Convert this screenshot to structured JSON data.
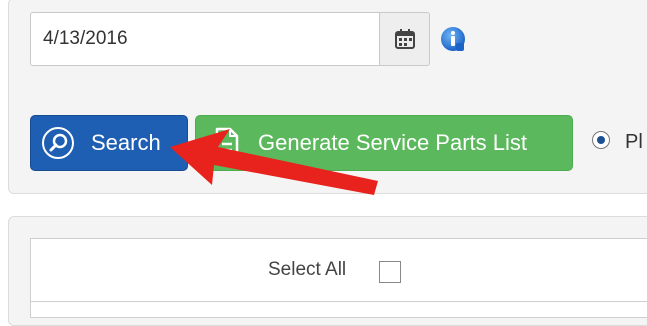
{
  "filter": {
    "date_value": "4/13/2016"
  },
  "buttons": {
    "search_label": "Search",
    "generate_label": "Generate Service Parts List"
  },
  "radio": {
    "label": "Pl",
    "selected": true
  },
  "table": {
    "select_all_label": "Select All",
    "select_all_checked": false
  },
  "colors": {
    "search_button": "#1f5fb3",
    "generate_button": "#5cb85c",
    "annotation_arrow": "#e8221c"
  },
  "icons": {
    "calendar": "calendar-icon",
    "info": "info-icon",
    "search": "search-icon",
    "document": "document-icon",
    "arrow": "arrow-annotation"
  }
}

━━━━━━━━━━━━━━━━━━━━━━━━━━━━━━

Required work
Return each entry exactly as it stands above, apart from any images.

Answer to this problem
Convert this screenshot to structured JSON data.
{
  "filter": {
    "date_value": "4/13/2016"
  },
  "buttons": {
    "search_label": "Search",
    "generate_label": "Generate Service Parts List"
  },
  "radio": {
    "label": "Pl",
    "selected": true
  },
  "table": {
    "select_all_label": "Select All",
    "select_all_checked": false
  },
  "colors": {
    "search_button": "#1f5fb3",
    "generate_button": "#5cb85c",
    "annotation_arrow": "#e8221c"
  },
  "icons": {
    "calendar": "calendar-icon",
    "info": "info-icon",
    "search": "search-icon",
    "document": "document-icon",
    "arrow": "arrow-annotation"
  }
}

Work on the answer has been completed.